by Carrie Cordova
Recovery of native fish species is one of the many important tasks of the U.S. Fish and Wildlife Service. As a biologist working for the USFWS, I was thrilled to work with the Washington (State) Department of Fish and Wildlife and Idaho Panhandle National Forest on a new and exciting project in Granite Creek, located in a sub-basin of the Pend Oreille River watershed.
Large wood is an important component of native fish habitat because it provides cover and increases pool habitat. In the project’s planning stages, we were eager to see what fish would do when lots of whole trees and many pieces of large wood were placed in the extremely degraded stream.
Our fearless sawyer strategically felled trees into the stream from the adjacent stream bank and, with the help of others and a grip hoist, dragged large dead wood from the stream bank into the stream. Almost immediately following placement of a large log or tree into the stream, fish came, reveling in this newfound habitat!
Compared to traditional log placement techniques that utilize heavy equipment, this was a very low budget project and resulted in minimal environmental impact and miles of newly created quality fish habitat. This pilot project shows great success for resident fish in Granite Creek and gives us hope that this technique will be improved upon for future restoration. We are delighted!
Photo 1: Process of using grip hoist to transfer large dead wood from streambank into stream (Photo credit: Carrie Cordova, USFWS)

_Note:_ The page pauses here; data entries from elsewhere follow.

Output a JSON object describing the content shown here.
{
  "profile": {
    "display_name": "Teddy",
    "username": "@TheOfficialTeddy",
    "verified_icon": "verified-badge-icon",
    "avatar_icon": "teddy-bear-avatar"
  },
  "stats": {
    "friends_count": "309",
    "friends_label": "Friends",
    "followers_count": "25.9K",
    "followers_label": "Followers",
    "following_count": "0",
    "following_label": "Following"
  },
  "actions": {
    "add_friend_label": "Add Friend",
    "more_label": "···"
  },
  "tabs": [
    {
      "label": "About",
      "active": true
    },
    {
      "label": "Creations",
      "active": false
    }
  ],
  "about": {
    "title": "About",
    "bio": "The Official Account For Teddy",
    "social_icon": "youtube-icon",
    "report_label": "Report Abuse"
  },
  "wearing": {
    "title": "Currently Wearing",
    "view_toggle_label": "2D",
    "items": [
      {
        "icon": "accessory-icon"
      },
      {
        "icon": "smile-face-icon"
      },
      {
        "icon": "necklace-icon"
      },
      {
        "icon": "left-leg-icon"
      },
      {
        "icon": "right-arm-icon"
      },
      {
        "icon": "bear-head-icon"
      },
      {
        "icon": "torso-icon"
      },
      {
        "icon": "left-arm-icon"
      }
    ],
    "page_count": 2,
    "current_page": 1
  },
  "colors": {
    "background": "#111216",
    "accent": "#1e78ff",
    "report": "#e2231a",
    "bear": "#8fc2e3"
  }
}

Photo 2: Large wood presence in Granite Creek (Photo credit: Carrie Cordova, USFWS)